Leap out of bed at 4am and into strange clothing appropriate for delivering leaflets in Muswell Hill ward for polling day. “Good Morning” the leaflets say – bright and cheery on doormats for when people awake.

As dawn breaks over Muswell Hill, I race a milkman down Park Avenue North – he delivering milk, me Good Mornings. He wins. Back home at 7am to do a couple of hours of emails and then off to City Hall for the first of the Olympics Forum.

This is the bid team, led by Barbara Cassani, trying to engage with the key stakeholders in London to build the support needed for a successful bid. Although a PR exercise – I am still very impressed with her and indeed the thinking behind our Olympics bid. Will have my full support and effort. It would be tremendous if we won.

Then back to Muswell Hill LibDem committee room to start the knocking up. Knocking up, for the uninitiated, is when poor activists like me hound local residents who have said when previously canvassed that they will vote for us. So I go round for seven hours or so knocking on their doors to drive them out to the polls and to do their democratic duty.

Polls close at 9pm and its off to Haringey Civic Centre for the count. I am up in the public gallery with the team, whilst our counting agents and candidate Gail Engert is downstairs in the count itself. Craning necks to see where the crosses are on the first ballot papers to emerge, my eyesight fails and I haven’t a clue what is on them. But it doesn’t take long to know that we have a landslide victory.

What a fabulous result for us. This is my ward where I am a sitting councillor too – so extra pleasure in a result that delivers Gail a 57% majority.

The result is:

Gail Engert (Lib Dem) 1,739 (70%, +8%)

Labour 321 (13%, -6%)

Tories 278 (11%, +2%)

Greens 164 (7%, -3%)

Majority: 1,418

Turnout: 32%

Swing: 7% Lab to Lib Dem

Then everyone back to my house for champagne! I clearly drank too much of it as I am sitting typing this with what must be a hangover. I don’t drink very much and two glasses is usually more than enough – but on a night like this, I guess I must have let my hair down and had at least four.

A lost rower

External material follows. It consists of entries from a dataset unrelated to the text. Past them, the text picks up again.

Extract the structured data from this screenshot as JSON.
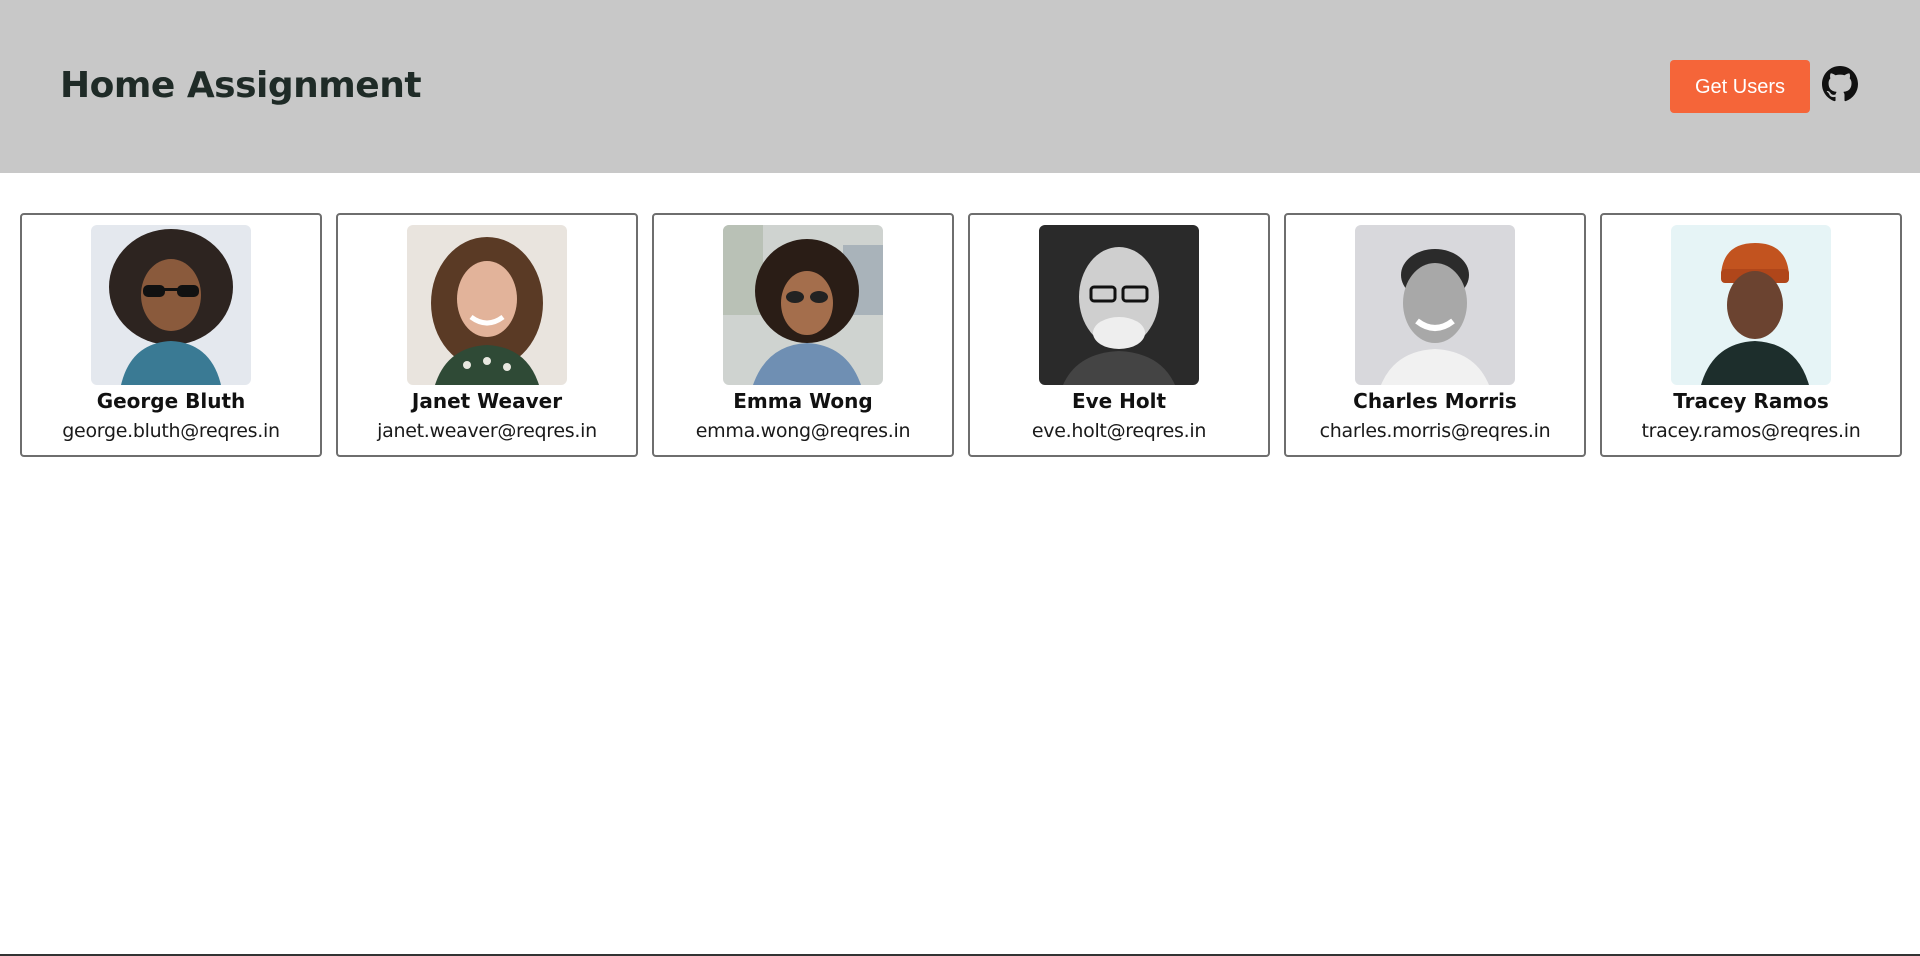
{
  "header": {
    "title": "Home Assignment",
    "get_users_label": "Get Users",
    "github_icon": "github-icon",
    "background_color": "#c8c8c8",
    "button_color": "#f56539"
  },
  "users": [
    {
      "name": "George Bluth",
      "email": "george.bluth@reqres.in",
      "avatar_icon": "avatar-photo"
    },
    {
      "name": "Janet Weaver",
      "email": "janet.weaver@reqres.in",
      "avatar_icon": "avatar-photo"
    },
    {
      "name": "Emma Wong",
      "email": "emma.wong@reqres.in",
      "avatar_icon": "avatar-photo"
    },
    {
      "name": "Eve Holt",
      "email": "eve.holt@reqres.in",
      "avatar_icon": "avatar-photo"
    },
    {
      "name": "Charles Morris",
      "email": "charles.morris@reqres.in",
      "avatar_icon": "avatar-photo"
    },
    {
      "name": "Tracey Ramos",
      "email": "tracey.ramos@reqres.in",
      "avatar_icon": "avatar-photo"
    }
  ]
}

Big transport day for me. Apart from informal meeting of Transport Committee in the morning – at which I was trying to get my colleagues to sign off a variety of issues – I was chairing a tram seminar from 1pm to 7pm and then hosting a reception.

The transport community of London was invited (and came) and the speakers covered many of the issues around trying to fund, obtain patronage, obtain local consensus and deliver these major infrastructure projects in our capital city. Absolutely fascinating stuff.

This seminar is a way of really raising issues for debate. Trams or other modal choices like guided busways or trolley buses are causing absolute havoc where proposed – like the West London Tram. The Assembly Transport Committee holds these seminars to try and take the debate out of the political fire and look at the complexity of trying to get transport choices right and supported for major new projects.

At the end – rushed to the reception. Guess what? Matthew Pincent (of gold rowing fame) was wandering around. He was about a foot taller than anyone else in the room, and dressed in regulation sports blazer with well groomed hair. I went across to him:

“Matthew – welcome! But are you here for the Olympic Bid reception?”

“Yes – thank you – it’s very nice.”

“It’s very nice – but this is the tram reception. Olympics is on the 9th floor.”

He beat a graceful retreat. Shame – but there you are.